Whatever the lines below say, output them exactly.
Start of EXCERPTED RECORDS
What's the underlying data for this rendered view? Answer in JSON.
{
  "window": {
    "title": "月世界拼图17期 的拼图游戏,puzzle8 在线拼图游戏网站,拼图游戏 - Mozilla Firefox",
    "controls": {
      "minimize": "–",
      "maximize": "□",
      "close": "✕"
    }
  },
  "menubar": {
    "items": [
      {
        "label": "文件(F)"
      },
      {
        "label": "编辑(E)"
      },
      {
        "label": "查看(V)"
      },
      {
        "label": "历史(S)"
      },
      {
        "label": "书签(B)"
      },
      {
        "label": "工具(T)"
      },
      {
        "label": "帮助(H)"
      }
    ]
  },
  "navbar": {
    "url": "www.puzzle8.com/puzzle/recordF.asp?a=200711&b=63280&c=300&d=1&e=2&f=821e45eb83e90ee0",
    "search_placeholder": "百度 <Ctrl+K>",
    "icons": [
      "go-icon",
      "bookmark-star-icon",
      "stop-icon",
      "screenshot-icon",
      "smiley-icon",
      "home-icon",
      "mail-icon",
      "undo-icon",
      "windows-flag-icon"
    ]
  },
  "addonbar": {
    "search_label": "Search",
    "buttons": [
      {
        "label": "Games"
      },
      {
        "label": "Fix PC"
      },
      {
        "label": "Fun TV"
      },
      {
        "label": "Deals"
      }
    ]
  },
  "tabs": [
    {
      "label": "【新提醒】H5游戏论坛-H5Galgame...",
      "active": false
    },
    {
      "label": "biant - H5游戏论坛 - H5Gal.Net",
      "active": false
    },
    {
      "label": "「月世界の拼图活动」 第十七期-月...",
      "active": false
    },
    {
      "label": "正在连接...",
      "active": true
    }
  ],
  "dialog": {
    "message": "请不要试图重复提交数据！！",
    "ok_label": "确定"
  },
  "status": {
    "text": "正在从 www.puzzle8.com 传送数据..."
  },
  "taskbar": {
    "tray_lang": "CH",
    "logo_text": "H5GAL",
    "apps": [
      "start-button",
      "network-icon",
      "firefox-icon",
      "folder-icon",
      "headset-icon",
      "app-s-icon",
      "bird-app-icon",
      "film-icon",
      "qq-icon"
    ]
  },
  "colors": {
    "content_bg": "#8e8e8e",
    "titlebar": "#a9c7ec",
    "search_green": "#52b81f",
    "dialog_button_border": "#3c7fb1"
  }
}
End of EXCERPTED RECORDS
ANSWER AREA:
What's the underlying data for this rendered view? Answer in JSON.
{
  "window": {
    "title": "月世界拼图17期 的拼图游戏,puzzle8 在线拼图游戏网站,拼图游戏 - Mozilla Firefox",
    "controls": {
      "minimize": "–",
      "maximize": "□",
      "close": "✕"
    }
  },
  "menubar": {
    "items": [
      {
        "label": "文件(F)"
      },
      {
        "label": "编辑(E)"
      },
      {
        "label": "查看(V)"
      },
      {
        "label": "历史(S)"
      },
      {
        "label": "书签(B)"
      },
      {
        "label": "工具(T)"
      },
      {
        "label": "帮助(H)"
      }
    ]
  },
  "navbar": {
    "url": "www.puzzle8.com/puzzle/recordF.asp?a=200711&b=63280&c=300&d=1&e=2&f=821e45eb83e90ee0",
    "search_placeholder": "百度 <Ctrl+K>",
    "icons": [
      "go-icon",
      "bookmark-star-icon",
      "stop-icon",
      "screenshot-icon",
      "smiley-icon",
      "home-icon",
      "mail-icon",
      "undo-icon",
      "windows-flag-icon"
    ]
  },
  "addonbar": {
    "search_label": "Search",
    "buttons": [
      {
        "label": "Games"
      },
      {
        "label": "Fix PC"
      },
      {
        "label": "Fun TV"
      },
      {
        "label": "Deals"
      }
    ]
  },
  "tabs": [
    {
      "label": "【新提醒】H5游戏论坛-H5Galgame...",
      "active": false
    },
    {
      "label": "biant - H5游戏论坛 - H5Gal.Net",
      "active": false
    },
    {
      "label": "「月世界の拼图活动」 第十七期-月...",
      "active": false
    },
    {
      "label": "正在连接...",
      "active": true
    }
  ],
  "dialog": {
    "message": "请不要试图重复提交数据！！",
    "ok_label": "确定"
  },
  "status": {
    "text": "正在从 www.puzzle8.com 传送数据..."
  },
  "taskbar": {
    "tray_lang": "CH",
    "logo_text": "H5GAL",
    "apps": [
      "start-button",
      "network-icon",
      "firefox-icon",
      "folder-icon",
      "headset-icon",
      "app-s-icon",
      "bird-app-icon",
      "film-icon",
      "qq-icon"
    ]
  },
  "colors": {
    "content_bg": "#8e8e8e",
    "titlebar": "#a9c7ec",
    "search_green": "#52b81f",
    "dialog_button_border": "#3c7fb1"
  }
}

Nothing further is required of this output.